February 11-17: Parshat Terumah
Two years ago, I started to embroider a tallit. I drew the design in my diary: a rendering of Genesis to Deuteronomy done entirely in embroidery thread. On the right, I started with the days of creation, Noah’s Ark, and the Tower of Babel. Inch by inch, I’ve made it more than halfway across, and I currently sit stumped at Leviticus. I know that I want to embroider an accurate picture of the Mishkan, but for the first time, I feel nervous about sewing. This was G-d’s dwelling place in the wilderness, and it will be immortalized in thread. This is something I don’t want to get wrong.
I wonder if the artists of Parshat Terumah faced the same hesitation. In this parsha, G-d gives Moses detailed instructions on how the Israelite artists are to construct the Mishkan, down to the number of planks, sockets, and twisted linens. We know that fiber arts were a huge part of the construction—Exodus 26:31 tells us that these artists should make “a curtain of blue, purple, and crimson yarns, and fine twisted linen; it shall have a design of cherubim worked into it.”
Embroidered on the curtain should be ‘maaseh choshev,’ literally, ‘the work of a thinker.’
The medieval commentator Rashi clarifies this ‘maaseh choshev’ as a weaving with two surfaces, a unique design on either side. I can only imagine Moses explaining this to the embroiderers and fiber artists in the camp:

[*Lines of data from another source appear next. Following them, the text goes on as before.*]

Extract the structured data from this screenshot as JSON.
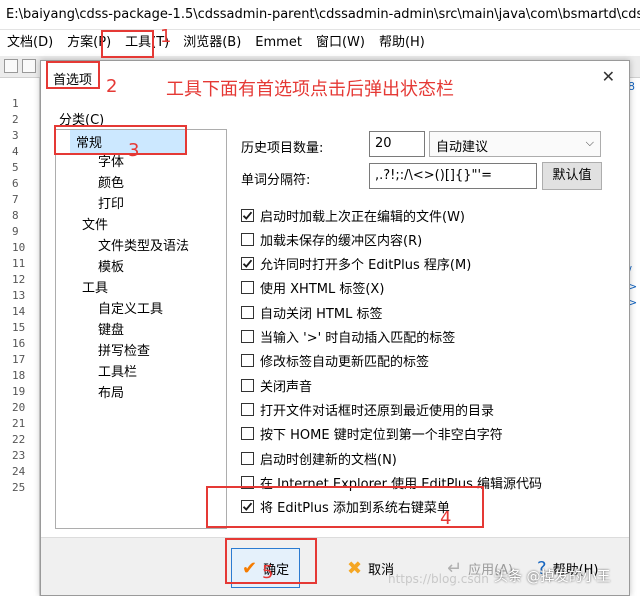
{
  "window": {
    "path": "E:\\baiyang\\cdss-package-1.5\\cdssadmin-parent\\cdssadmin-admin\\src\\main\\java\\com\\bsmartd\\cdss\\adm"
  },
  "menu": [
    "文档(D)",
    "方案(P)",
    "工具(T)",
    "浏览器(B)",
    "Emmet",
    "窗口(W)",
    "帮助(H)"
  ],
  "gutter": [
    "1",
    "2",
    "3",
    "4",
    "5",
    "6",
    "7",
    "8",
    "9",
    "10",
    "11",
    "12",
    "13",
    "14",
    "15",
    "16",
    "17",
    "18",
    "19",
    "20",
    "21",
    "22",
    "23",
    "24",
    "25"
  ],
  "dialog": {
    "title": "首选项",
    "hint": "工具下面有首选项点击后弹出状态栏",
    "category_label": "分类(C)",
    "tree": [
      {
        "label": "常规",
        "level": 1,
        "selected": true
      },
      {
        "label": "字体",
        "level": 2
      },
      {
        "label": "颜色",
        "level": 2
      },
      {
        "label": "打印",
        "level": 2
      },
      {
        "label": "文件",
        "level": 1
      },
      {
        "label": "文件类型及语法",
        "level": 2
      },
      {
        "label": "模板",
        "level": 2
      },
      {
        "label": "工具",
        "level": 1
      },
      {
        "label": "自定义工具",
        "level": 2
      },
      {
        "label": "键盘",
        "level": 2
      },
      {
        "label": "拼写检查",
        "level": 2
      },
      {
        "label": "工具栏",
        "level": 2
      },
      {
        "label": "布局",
        "level": 2
      }
    ],
    "history_label": "历史项目数量:",
    "history_value": "20",
    "history_mode": "自动建议",
    "word_sep_label": "单词分隔符:",
    "word_sep_value": ",.?!;:/\\<>()[]{}\"'=",
    "default_button": "默认值",
    "options": [
      {
        "label": "启动时加载上次正在编辑的文件(W)",
        "checked": true
      },
      {
        "label": "加载未保存的缓冲区内容(R)",
        "checked": false
      },
      {
        "label": "允许同时打开多个 EditPlus 程序(M)",
        "checked": true
      },
      {
        "label": "使用 XHTML 标签(X)",
        "checked": false
      },
      {
        "label": "自动关闭 HTML 标签",
        "checked": false
      },
      {
        "label": "当输入 '>' 时自动插入匹配的标签",
        "checked": false
      },
      {
        "label": "修改标签自动更新匹配的标签",
        "checked": false
      },
      {
        "label": "关闭声音",
        "checked": false
      },
      {
        "label": "打开文件对话框时还原到最近使用的目录",
        "checked": false
      },
      {
        "label": "按下 HOME 键时定位到第一个非空白字符",
        "checked": false
      },
      {
        "label": "启动时创建新的文档(N)",
        "checked": false
      },
      {
        "label": "在 Internet Explorer 使用 EditPlus 编辑源代码",
        "checked": false
      },
      {
        "label": "将 EditPlus 添加到系统右键菜单",
        "checked": true
      }
    ],
    "buttons": {
      "ok": "确定",
      "cancel": "取消",
      "apply": "应用(A)",
      "help": "帮助(H)"
    }
  },
  "annotations": [
    "1",
    "2",
    "3",
    "4",
    "5"
  ],
  "watermarks": {
    "url": "https://blog.csdn",
    "author": "头条 @掉发的小王"
  },
  "colors": {
    "annotation": "#e53935",
    "selection": "#cce8ff",
    "primary_border": "#2b7bd1",
    "check": "#1a1a1a"
  }
}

“You’ll need to embroider a different cherubim design on either side.”
“Okay, so which side faces the Holy of Holies, and which side faces the door?”

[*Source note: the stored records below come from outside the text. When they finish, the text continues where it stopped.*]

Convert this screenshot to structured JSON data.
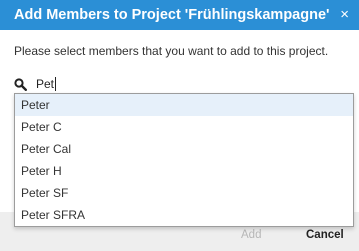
{
  "dialog": {
    "title": "Add Members to Project 'Frühlingskampagne'",
    "close_symbol": "×",
    "instructions": "Please select members that you want to add to this project."
  },
  "search": {
    "icon": "search-icon",
    "value": "Pet"
  },
  "suggestions": [
    {
      "label": "Peter",
      "selected": true
    },
    {
      "label": "Peter C",
      "selected": false
    },
    {
      "label": "Peter Cal",
      "selected": false
    },
    {
      "label": "Peter H",
      "selected": false
    },
    {
      "label": "Peter SF",
      "selected": false
    },
    {
      "label": "Peter SFRA",
      "selected": false
    }
  ],
  "footer": {
    "add_label": "Add",
    "cancel_label": "Cancel"
  },
  "colors": {
    "header": "#2b8fd6",
    "highlight": "#e6f0fa",
    "disabled_text": "#b7b7b7"
  }
}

“Um…I don’t know. G-d didn’t say.”
“G-d told you how many silver sockets to hammer out but G-d didn’t mention which side should face the Holy of Holies??”
Talk about pressure.
Those embroiderers had a way tougher—and way more esteemed—job than I do with my little tallit. But I hope they took comfort from G-d’s instructions as I’m trying to, while I attempt to design my little thread Mishkan. The design needs to be the work of a thinker. G-d’s only requirement is that effort thought and planning go into the design that brings G-d honor. The best way to honor G-d, in this case, is to trust our minds.
February 18-24: Parshat Tetzaveh
My classmates and I are planning a party for the summer before we begin our last year of rabbinical school. We can’t quite nail down a name—Rabbinic Ethics Party? Moral Code Scrapbooking?—but the gist is this. We want to gather together with writings, art, and quotes that encapsulate why we wanted to become rabbis in the first place. That way, whenever we have a difficult day on the job, we can open our little scrapbooks or time capsules and remember why we are here and whom we serve.
Lucky for Aaron and the priests, they didn’t need a party like this. They had their reminders ready-made.
In Parshat Tetzaveh, G-d instructs Moses on how to make the priestly garments that Aaron and his sons will wear as they work in the Mishkan. G-d describes a grid-like breastplate to hang around their necks with twelve engraved stones in four rows. Each precious stone has the name of each tribe of Israel. According to Exodus 28:29, this breastplate functions ‘l’zikaron lifnei Adonai tamid,’ as a reminder before G-d forever.
The breastplate works as a double remembrance. Every day as Aaron works, the weight of the breastplate around his neck will remind him that it is on behalf of these twelve tribes that he serves. He is their representative in the sacrificial relationship with G-d. It is also a reminder to G-d. The breastplate is lifnei Adonai, before G-d, unavoidable. Each day that G-d resides in the Mishkan and partakes in the sacrifices offered by the priests, G-d has to see the brilliant reminder of the people G-d chose to love and protect.
This jewelry design isn’t lost on us today. Plenty of us have wedding rings that remind us of our commitments to our spouses. Some of us might have necklaces with birthstones or engravings that remind us of our children. These pieces of jewelry are covenantal remembrances in their way. They keep us connected to those we promised to love and cherish the most and remind us that what we do is for their safety and happiness.